The School selected 10 students from many volunteers in the post-16 provision to provide their perspective on the reforms. Though this sounds unlikely, each young person was to be rewarded with a £10 voucher for taking part, so interest was high. Despite students’ enthusiasm for the focus group, staff thought it wise to supplement this with some knowledge of the subject. So before the CDC arrived, students learned about the stages of making a new law including Royal Assent (which might have involved Her Majesty climbing to the top of the resulting paperwork mountain had the word not been clarified!). We discussed important aspects of the Code: what should good Local Authorities include in their Local Offer? Should all children with SLCN like theirs have a chance to attend a school like Dawn House with lots of expertise? How can LAs involve young people in making these decisions? What would you want to know from an information, advice and support service? Who would you want giving you information, advice and support? (Speech and Language Therapists were a popular choice!)

The students were all 16yrs and over so the aspect of the Draft Code of Practice which was most hotly debated concerned young people of this age getting the final say in decisions about their support, including the right to appeal about the support offered. The Code says that young people can involve their families in this, but sometimes young people may not want their families so closely involved and this decision should be respected. Opinions about this varied but generally students agreed with this change, though most said they would continue to rely on good advice from their parents (and SLTs!) before they made any decisions.

During the CDC focus group, many of the questions explored the issue of how confident the students felt about making decisions and how the new Education Health and Care Plans (EHCPs) should work. We played a true/false game in which the young people were posed a series of statements, e.g. ‘parents always know best’, ‘doctors should share young people’s health needs with teachers’  and students provided considered responses, (divided opinions on the first and yes to the second). Then a long list of different types of information that could be included in the ECHPs: career aims, social strengths and difficulties, fears, etc. Here perspectives varied considerably and the only one which united them all was whether boyfriend / girlfriend history should be included. All vehemently opposed to this!

The CDC session was well run and engaging for the young people throughout – and vouchers for all at the end ensured a successful conclusion.

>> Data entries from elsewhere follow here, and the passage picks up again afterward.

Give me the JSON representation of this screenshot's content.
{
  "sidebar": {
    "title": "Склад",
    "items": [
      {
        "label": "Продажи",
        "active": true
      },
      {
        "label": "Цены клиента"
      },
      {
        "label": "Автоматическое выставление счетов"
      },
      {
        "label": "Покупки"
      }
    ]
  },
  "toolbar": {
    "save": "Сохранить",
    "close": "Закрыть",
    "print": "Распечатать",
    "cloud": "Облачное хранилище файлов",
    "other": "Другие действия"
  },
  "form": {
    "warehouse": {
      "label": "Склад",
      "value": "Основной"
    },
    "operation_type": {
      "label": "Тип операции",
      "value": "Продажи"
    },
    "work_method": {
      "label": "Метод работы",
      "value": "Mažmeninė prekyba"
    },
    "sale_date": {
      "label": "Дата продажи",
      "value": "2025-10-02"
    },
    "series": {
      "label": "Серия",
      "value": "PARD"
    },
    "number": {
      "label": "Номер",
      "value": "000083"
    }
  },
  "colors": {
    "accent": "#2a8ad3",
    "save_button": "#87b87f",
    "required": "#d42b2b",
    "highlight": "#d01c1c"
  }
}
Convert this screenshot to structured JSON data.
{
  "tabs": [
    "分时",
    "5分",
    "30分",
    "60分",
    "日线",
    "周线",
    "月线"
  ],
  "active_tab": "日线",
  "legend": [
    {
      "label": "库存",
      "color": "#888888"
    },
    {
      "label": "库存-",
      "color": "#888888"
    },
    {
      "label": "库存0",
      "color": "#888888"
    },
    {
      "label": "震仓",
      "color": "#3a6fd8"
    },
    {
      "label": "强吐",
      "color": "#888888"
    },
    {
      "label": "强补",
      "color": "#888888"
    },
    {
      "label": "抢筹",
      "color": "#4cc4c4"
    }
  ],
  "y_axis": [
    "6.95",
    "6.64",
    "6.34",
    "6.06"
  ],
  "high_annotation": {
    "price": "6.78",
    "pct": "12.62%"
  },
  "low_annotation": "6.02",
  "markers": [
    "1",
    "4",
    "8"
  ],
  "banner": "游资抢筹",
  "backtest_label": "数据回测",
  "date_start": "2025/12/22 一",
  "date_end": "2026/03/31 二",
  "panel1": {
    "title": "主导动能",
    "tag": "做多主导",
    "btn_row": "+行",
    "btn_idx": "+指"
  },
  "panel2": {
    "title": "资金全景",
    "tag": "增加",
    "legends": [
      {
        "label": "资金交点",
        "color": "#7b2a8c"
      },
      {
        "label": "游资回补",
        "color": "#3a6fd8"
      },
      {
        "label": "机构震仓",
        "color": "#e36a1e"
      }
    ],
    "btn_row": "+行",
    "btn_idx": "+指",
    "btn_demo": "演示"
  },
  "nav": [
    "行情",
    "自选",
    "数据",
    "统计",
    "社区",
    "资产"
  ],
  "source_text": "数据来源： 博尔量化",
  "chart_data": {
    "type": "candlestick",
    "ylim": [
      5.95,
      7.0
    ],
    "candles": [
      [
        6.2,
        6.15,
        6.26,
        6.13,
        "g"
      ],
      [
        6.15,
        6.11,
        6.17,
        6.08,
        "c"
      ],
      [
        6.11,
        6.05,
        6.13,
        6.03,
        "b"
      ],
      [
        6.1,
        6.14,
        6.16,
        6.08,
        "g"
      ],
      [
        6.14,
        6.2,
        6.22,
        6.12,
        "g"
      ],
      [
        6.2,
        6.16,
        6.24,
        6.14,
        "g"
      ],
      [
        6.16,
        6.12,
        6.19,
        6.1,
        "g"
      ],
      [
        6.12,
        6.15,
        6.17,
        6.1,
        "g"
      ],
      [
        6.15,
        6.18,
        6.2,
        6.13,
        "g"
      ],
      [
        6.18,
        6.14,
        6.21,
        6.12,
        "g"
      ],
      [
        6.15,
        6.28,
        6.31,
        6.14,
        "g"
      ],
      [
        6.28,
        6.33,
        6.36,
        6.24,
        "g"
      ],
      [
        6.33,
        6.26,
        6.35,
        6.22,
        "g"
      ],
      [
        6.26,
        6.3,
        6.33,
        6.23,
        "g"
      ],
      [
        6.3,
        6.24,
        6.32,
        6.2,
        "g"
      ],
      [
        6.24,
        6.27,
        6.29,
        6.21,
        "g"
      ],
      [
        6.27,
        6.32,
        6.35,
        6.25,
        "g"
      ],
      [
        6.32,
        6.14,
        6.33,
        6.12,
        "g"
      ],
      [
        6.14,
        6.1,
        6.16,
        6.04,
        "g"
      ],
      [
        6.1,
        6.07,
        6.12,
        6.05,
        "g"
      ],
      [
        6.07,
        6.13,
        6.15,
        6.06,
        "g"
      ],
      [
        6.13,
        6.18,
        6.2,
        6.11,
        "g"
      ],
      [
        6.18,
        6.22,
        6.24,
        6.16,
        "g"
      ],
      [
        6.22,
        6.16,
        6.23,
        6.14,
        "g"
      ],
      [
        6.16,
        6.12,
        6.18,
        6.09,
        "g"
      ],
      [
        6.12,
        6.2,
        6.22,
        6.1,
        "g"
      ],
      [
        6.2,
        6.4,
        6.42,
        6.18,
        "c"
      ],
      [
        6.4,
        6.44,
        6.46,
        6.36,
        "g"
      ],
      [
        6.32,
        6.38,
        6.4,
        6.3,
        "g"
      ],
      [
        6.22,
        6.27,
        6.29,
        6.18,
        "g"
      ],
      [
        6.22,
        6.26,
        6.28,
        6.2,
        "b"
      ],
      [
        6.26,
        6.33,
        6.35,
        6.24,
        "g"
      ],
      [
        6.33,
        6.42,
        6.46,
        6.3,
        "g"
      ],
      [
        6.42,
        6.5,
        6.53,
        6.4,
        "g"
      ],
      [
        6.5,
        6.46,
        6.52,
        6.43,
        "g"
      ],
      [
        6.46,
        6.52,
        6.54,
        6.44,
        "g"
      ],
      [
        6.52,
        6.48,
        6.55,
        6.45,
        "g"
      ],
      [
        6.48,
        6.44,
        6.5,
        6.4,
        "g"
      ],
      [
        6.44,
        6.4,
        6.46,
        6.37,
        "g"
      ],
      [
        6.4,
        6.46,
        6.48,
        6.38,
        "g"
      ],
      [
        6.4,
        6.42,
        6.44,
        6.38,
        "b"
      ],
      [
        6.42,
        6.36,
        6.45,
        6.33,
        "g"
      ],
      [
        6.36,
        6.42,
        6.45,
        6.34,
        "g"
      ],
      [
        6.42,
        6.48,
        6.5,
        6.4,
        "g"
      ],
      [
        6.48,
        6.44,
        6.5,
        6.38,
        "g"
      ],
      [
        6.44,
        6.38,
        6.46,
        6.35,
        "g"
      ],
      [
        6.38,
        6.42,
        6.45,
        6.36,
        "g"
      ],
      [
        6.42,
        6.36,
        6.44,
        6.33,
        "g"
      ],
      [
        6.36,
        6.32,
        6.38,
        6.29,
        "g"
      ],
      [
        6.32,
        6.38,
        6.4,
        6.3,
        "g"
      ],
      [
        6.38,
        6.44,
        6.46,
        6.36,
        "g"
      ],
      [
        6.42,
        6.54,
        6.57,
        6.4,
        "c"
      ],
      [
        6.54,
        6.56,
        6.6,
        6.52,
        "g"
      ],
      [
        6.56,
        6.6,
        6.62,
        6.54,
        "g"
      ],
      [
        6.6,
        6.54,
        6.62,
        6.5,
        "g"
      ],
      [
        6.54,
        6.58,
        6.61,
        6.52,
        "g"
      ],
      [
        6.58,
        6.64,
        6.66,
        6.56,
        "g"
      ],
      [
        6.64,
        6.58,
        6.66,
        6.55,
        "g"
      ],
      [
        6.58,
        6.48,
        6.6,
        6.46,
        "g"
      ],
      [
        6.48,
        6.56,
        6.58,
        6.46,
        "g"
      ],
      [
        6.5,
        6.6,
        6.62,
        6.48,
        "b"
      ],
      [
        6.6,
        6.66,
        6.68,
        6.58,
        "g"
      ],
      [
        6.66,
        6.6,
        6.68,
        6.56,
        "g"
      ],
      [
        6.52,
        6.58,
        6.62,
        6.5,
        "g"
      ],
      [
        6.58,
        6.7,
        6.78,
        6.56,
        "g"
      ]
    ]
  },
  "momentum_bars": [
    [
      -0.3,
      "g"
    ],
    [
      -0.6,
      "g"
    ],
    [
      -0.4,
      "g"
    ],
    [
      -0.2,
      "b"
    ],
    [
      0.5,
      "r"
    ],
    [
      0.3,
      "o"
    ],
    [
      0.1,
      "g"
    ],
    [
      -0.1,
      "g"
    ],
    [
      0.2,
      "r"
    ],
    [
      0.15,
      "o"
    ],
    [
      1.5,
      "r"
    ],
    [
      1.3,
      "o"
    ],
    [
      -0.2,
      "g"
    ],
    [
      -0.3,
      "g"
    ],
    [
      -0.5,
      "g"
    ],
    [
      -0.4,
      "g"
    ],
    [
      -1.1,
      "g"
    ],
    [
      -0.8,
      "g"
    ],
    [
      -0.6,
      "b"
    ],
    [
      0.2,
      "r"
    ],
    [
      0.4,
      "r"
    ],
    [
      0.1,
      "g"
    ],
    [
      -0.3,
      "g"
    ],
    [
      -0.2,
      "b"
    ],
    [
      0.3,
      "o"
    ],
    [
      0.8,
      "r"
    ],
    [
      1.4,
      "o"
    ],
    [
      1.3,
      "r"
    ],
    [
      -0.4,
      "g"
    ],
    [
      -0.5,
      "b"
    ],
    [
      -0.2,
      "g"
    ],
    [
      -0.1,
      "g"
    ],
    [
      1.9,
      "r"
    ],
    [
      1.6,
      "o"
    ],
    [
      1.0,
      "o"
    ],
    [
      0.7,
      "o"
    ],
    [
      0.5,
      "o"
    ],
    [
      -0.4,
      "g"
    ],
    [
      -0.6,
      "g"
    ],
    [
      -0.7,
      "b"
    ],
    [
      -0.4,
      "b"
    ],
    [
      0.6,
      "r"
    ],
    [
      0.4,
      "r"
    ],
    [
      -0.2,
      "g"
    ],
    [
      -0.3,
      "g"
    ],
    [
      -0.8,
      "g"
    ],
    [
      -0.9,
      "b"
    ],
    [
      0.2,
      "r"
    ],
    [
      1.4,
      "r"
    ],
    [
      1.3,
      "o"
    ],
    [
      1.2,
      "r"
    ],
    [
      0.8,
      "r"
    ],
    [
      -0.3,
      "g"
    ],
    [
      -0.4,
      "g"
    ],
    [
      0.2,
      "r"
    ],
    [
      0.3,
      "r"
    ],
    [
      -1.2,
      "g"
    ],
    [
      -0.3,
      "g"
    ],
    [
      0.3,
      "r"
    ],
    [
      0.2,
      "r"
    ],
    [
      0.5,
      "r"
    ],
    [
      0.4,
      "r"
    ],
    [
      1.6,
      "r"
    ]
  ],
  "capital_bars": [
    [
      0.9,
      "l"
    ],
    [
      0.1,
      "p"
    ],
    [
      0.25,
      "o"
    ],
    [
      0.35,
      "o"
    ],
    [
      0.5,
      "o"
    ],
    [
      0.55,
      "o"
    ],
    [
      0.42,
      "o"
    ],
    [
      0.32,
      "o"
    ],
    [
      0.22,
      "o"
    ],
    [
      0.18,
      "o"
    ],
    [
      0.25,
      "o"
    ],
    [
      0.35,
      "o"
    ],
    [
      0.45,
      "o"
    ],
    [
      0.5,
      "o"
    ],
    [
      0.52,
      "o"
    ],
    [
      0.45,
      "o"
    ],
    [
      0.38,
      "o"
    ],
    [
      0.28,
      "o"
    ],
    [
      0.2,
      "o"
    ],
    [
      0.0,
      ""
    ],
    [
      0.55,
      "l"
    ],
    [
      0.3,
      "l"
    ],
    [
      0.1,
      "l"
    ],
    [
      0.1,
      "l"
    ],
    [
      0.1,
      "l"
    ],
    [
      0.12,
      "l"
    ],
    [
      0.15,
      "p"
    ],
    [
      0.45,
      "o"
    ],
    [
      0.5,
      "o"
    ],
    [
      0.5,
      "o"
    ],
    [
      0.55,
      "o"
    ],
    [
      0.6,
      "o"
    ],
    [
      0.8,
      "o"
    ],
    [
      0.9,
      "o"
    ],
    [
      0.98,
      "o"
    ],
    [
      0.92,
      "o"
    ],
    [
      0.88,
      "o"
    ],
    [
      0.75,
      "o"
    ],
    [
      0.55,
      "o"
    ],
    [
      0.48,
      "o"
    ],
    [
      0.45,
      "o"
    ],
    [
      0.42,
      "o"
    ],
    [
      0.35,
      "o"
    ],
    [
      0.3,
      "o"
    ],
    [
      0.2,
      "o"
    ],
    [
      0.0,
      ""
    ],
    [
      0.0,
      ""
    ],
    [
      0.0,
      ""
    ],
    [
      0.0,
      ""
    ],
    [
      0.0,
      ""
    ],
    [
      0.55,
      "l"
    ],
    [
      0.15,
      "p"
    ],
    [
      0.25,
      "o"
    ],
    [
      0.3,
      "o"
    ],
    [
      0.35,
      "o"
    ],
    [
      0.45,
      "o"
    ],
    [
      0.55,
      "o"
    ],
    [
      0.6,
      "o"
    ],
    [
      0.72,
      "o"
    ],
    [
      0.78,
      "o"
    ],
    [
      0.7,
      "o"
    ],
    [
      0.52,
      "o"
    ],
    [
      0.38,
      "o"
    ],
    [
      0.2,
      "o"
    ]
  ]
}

The students expressed confidence overall in the direction of the changes, but ultimately, as with all pupil voice exercises, the true value will only be realised through those who ask the questions really listening to the answers that come back. Government will be provided with many perspectives through this stage of consultation and must take account of them all if the Children and Families Bill and the accompanying Code of Practice is to improve on the system it replaces

By Glenn Major, I CAN Communication Advisor